 A coral reef off an island in Fiji's Yasawa Group [Photo: RNZI/Sally Round]

The rapid depletion of coral reefs could prove more damaging for small islands than sea level rise, according to recently published research.

Coral reefs provide an important barrier for coastlines, creating friction that slows down and dissipates the energy of waves rushing in off the ocean.

But Daniel Harris, from the University of Queensland, said that with a lot of the world's coral under threat or dying from climate change, this barrier could be rapidly lost.

Dr Harris, who studied the waves of Tahiti and Moorea, said the lack of coral could trigger a significant increase in wave size - on top of rising sea levels - which could damage vulnerable shores.

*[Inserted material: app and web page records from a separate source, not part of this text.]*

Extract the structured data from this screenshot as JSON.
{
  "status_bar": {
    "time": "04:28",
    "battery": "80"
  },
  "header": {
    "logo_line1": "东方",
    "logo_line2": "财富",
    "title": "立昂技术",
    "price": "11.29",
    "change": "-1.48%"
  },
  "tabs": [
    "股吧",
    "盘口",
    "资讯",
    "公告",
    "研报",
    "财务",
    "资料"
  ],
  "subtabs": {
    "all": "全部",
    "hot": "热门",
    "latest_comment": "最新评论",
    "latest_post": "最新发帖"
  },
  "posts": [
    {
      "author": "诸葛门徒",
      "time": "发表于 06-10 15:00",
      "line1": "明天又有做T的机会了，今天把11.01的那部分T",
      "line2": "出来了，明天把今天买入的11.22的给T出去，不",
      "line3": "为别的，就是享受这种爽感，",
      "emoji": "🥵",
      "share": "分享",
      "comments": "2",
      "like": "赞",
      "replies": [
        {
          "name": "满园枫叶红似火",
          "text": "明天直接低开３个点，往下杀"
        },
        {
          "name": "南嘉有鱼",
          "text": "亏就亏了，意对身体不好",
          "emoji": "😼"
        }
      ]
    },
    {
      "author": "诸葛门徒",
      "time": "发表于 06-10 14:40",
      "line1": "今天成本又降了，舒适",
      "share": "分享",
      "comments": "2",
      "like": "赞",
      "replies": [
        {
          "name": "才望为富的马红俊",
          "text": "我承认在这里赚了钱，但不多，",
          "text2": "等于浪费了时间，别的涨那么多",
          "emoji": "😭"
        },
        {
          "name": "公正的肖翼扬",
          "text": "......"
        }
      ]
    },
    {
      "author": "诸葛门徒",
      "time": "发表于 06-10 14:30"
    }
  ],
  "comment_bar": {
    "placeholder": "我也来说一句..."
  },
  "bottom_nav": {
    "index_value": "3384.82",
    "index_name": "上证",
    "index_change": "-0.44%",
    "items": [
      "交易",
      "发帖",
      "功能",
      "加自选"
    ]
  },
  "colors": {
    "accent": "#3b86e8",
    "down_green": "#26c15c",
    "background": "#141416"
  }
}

"And so that suggested that you don't need to wait until the end of the century to have really devastating impacts on the coastline on tropical coasts, you just need widespread reef decline. And that can happen relatively quickly, and a lot quicker than a rising sea level."

Daniel Harris said that made it all the more important to work to protect the remaining coral reefs.